COLUMBIA, S.C. (WIS) - Eight more sightings of non-native black and white tegu lizards in South Carolina have been confirmed in the past three weeks.
Most of them have been in Lexington and Richland counties, while two came from Berkeley County and one from Greenville County.
Wildlife officials have removed five lizards from the wild so far. They say it’s important this species does not establish itself in the state, like it has in Georgia and Florida.
In August, the Department of Natural Resources warned the public to be on the lookout for tegus after one was spotted in Lexington County.
These lizards eat birds, small mammals, reptiles and amphibians, fruits, vegetables, insects and eggs.

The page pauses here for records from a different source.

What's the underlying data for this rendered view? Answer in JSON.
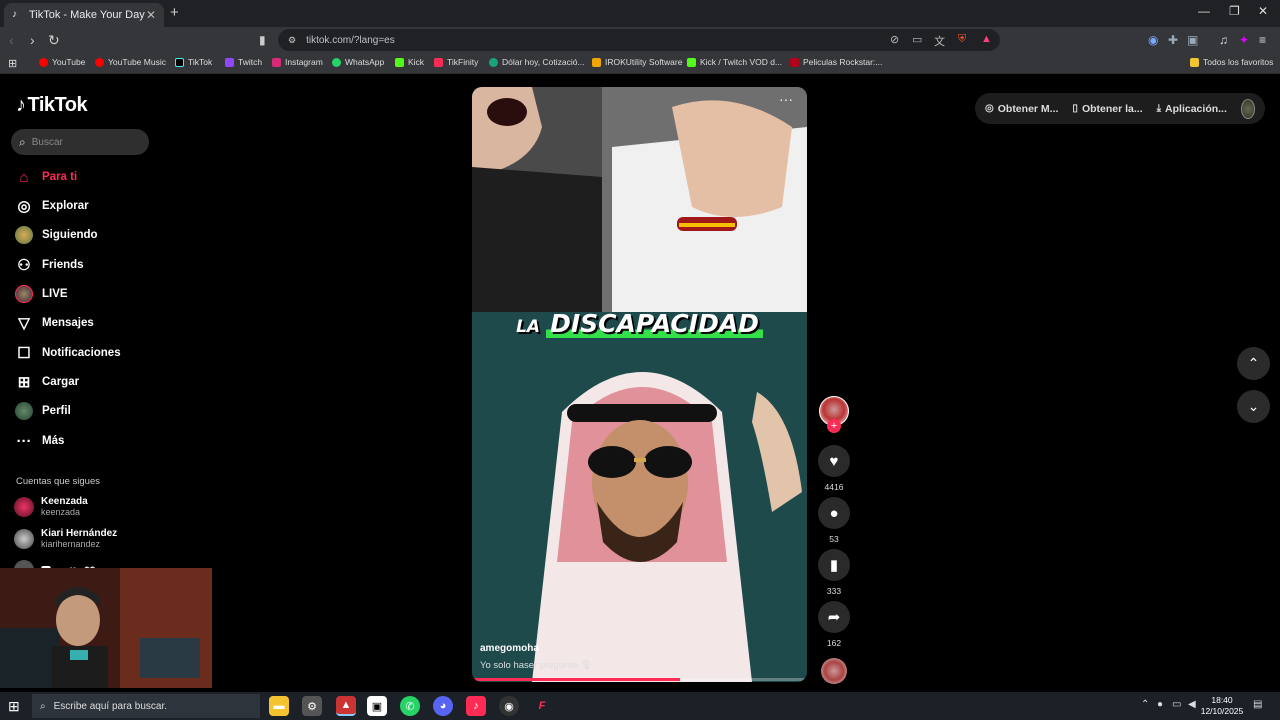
{
  "browser": {
    "tab_title": "TikTok - Make Your Day",
    "url": "tiktok.com/?lang=es",
    "bookmarks": [
      {
        "label": "YouTube",
        "color": "#ff0000"
      },
      {
        "label": "YouTube Music",
        "color": "#ff0000"
      },
      {
        "label": "TikTok",
        "color": "#000000"
      },
      {
        "label": "Twitch",
        "color": "#9146ff"
      },
      {
        "label": "Instagram",
        "color": "#d62976"
      },
      {
        "label": "WhatsApp",
        "color": "#25d366"
      },
      {
        "label": "Kick",
        "color": "#53fc18"
      },
      {
        "label": "TikFinity",
        "color": "#fe2c55"
      },
      {
        "label": "Dólar hoy, Cotizació...",
        "color": "#1aa37a"
      },
      {
        "label": "IROKUtility Software",
        "color": "#f0a500"
      },
      {
        "label": "Kick / Twitch VOD d...",
        "color": "#53fc18"
      },
      {
        "label": "Peliculas Rockstar:...",
        "color": "#b3001b"
      }
    ],
    "all_bookmarks": "Todos los favoritos"
  },
  "tiktok": {
    "logo": "TikTok",
    "search_placeholder": "Buscar",
    "nav": [
      {
        "label": "Para ti",
        "icon": "home-icon",
        "active": true
      },
      {
        "label": "Explorar",
        "icon": "compass-icon"
      },
      {
        "label": "Siguiendo",
        "icon": "avatar"
      },
      {
        "label": "Friends",
        "icon": "friends-icon"
      },
      {
        "label": "LIVE",
        "icon": "live-icon"
      },
      {
        "label": "Mensajes",
        "icon": "send-icon"
      },
      {
        "label": "Notificaciones",
        "icon": "inbox-icon"
      },
      {
        "label": "Cargar",
        "icon": "plus-icon"
      },
      {
        "label": "Perfil",
        "icon": "avatar"
      },
      {
        "label": "Más",
        "icon": "more-icon"
      }
    ],
    "following_heading": "Cuentas que sigues",
    "following": [
      {
        "name": "Keenzada",
        "username": "keenzada"
      },
      {
        "name": "Kiari Hernández",
        "username": "kiarihernandez"
      },
      {
        "name": "🅼Marffx 🤍",
        "username": ""
      }
    ],
    "top_actions": [
      {
        "label": "Obtener M...",
        "icon": "coin-icon"
      },
      {
        "label": "Obtener la...",
        "icon": "phone-icon"
      },
      {
        "label": "Aplicación...",
        "icon": "download-icon"
      }
    ],
    "video": {
      "caption_small": "LA",
      "caption_big": "DISCAPACIDAD",
      "username": "amegomoha",
      "description": "Yo solo haser pregunta 🎙",
      "progress": 0.62,
      "likes": "4416",
      "comments": "53",
      "saves": "333",
      "shares": "162"
    }
  },
  "taskbar": {
    "search_placeholder": "Escribe aquí para buscar.",
    "time": "18:40",
    "date": "12/10/2025"
  }
}
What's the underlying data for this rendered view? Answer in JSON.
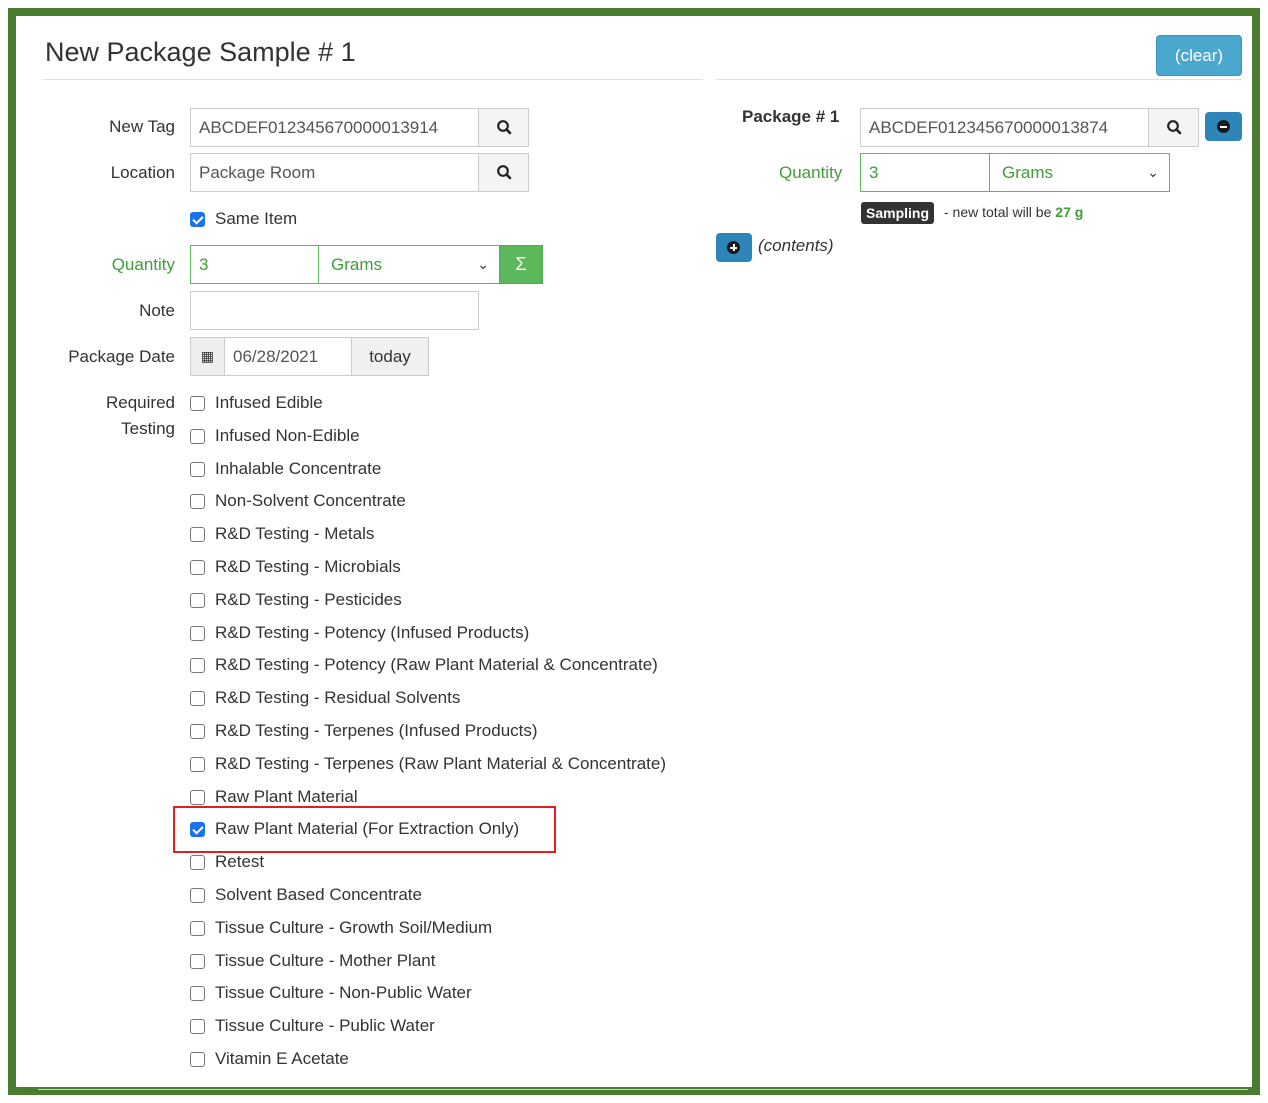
{
  "modal": {
    "title": "New Package Sample # 1",
    "clear_label": "(clear)"
  },
  "left": {
    "new_tag_label": "New Tag",
    "new_tag_value": "ABCDEF012345670000013914",
    "location_label": "Location",
    "location_value": "Package Room",
    "same_item_label": "Same Item",
    "same_item_checked": true,
    "quantity_label": "Quantity",
    "quantity_value": "3",
    "unit_value": "Grams",
    "sigma_label": "Σ",
    "note_label": "Note",
    "note_value": "",
    "package_date_label": "Package Date",
    "package_date_value": "06/28/2021",
    "today_label": "today",
    "required_testing_label_1": "Required",
    "required_testing_label_2": "Testing"
  },
  "tests": [
    {
      "label": "Infused Edible",
      "checked": false
    },
    {
      "label": "Infused Non-Edible",
      "checked": false
    },
    {
      "label": "Inhalable Concentrate",
      "checked": false
    },
    {
      "label": "Non-Solvent Concentrate",
      "checked": false
    },
    {
      "label": "R&D Testing - Metals",
      "checked": false
    },
    {
      "label": "R&D Testing - Microbials",
      "checked": false
    },
    {
      "label": "R&D Testing - Pesticides",
      "checked": false
    },
    {
      "label": "R&D Testing - Potency (Infused Products)",
      "checked": false
    },
    {
      "label": "R&D Testing - Potency (Raw Plant Material & Concentrate)",
      "checked": false
    },
    {
      "label": "R&D Testing - Residual Solvents",
      "checked": false
    },
    {
      "label": "R&D Testing - Terpenes (Infused Products)",
      "checked": false
    },
    {
      "label": "R&D Testing - Terpenes (Raw Plant Material & Concentrate)",
      "checked": false
    },
    {
      "label": "Raw Plant Material",
      "checked": false
    },
    {
      "label": "Raw Plant Material (For Extraction Only)",
      "checked": true
    },
    {
      "label": "Retest",
      "checked": false
    },
    {
      "label": "Solvent Based Concentrate",
      "checked": false
    },
    {
      "label": "Tissue Culture - Growth Soil/Medium",
      "checked": false
    },
    {
      "label": "Tissue Culture - Mother Plant",
      "checked": false
    },
    {
      "label": "Tissue Culture - Non-Public Water",
      "checked": false
    },
    {
      "label": "Tissue Culture - Public Water",
      "checked": false
    },
    {
      "label": "Vitamin E Acetate",
      "checked": false
    }
  ],
  "right": {
    "package_label": "Package # 1",
    "package_value": "ABCDEF012345670000013874",
    "quantity_label": "Quantity",
    "quantity_value": "3",
    "unit_value": "Grams",
    "badge_label": "Sampling",
    "total_text_prefix": "- new total will be",
    "total_value": "27 g",
    "contents_label": "(contents)"
  },
  "colors": {
    "frame": "#4a7d32",
    "accent_blue": "#4aa8cf",
    "green": "#3f9e38",
    "highlight": "#e02020"
  }
}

They threaten native species like turkey and quail, as well as the state-endangered gopher tortoise, DNR officials said.
Since DNR released information about the first tegu sighting on Aug. 21, they’ve received more than 80 reports of sightings from the across the state.
“The number and distribution of black and white tegu reports in just a few weeks is concerning," State Herpetologist Andrew Grosse said.
One confirmed sighting came from a Columbia homeowner.
The lizards that officials were able to find and remove consisted of both females and males that were between 2 and 3-feet long.
Tegus mature and reproduce quickly, wildlife officials say. They can grow to be 4-feet long and weigh more than 10 pounds.
They’re popular in the pet trade, but once the lizards get into the wild they are destructive and aggressively invasive.
Officials have put down the lizards they’ve captured so far and performed autopsies to study the lizards' behavior and movements.
“Necropsies show the tegus have all been scavenging native plants and animals, including toads, various insects and muscadines,” Grosse said. “This indicates these individuals are wild, free roaming and foraging opportunistically. It is important that this species does not establish in our state.”
Anyone who thinks they have seen a black and white tegu in the wild should report it to Grosse at firstname.lastname@example.org. If possible, DNR asks people to include a photo, location, time and date the lizard was seen.
DNR says tegus in the wild in South Carolina are not protected by state wildlife laws or regulations because it’s not a native species.
For more information about black and white tegus, including natural history and identifying characteristics, click or tap here.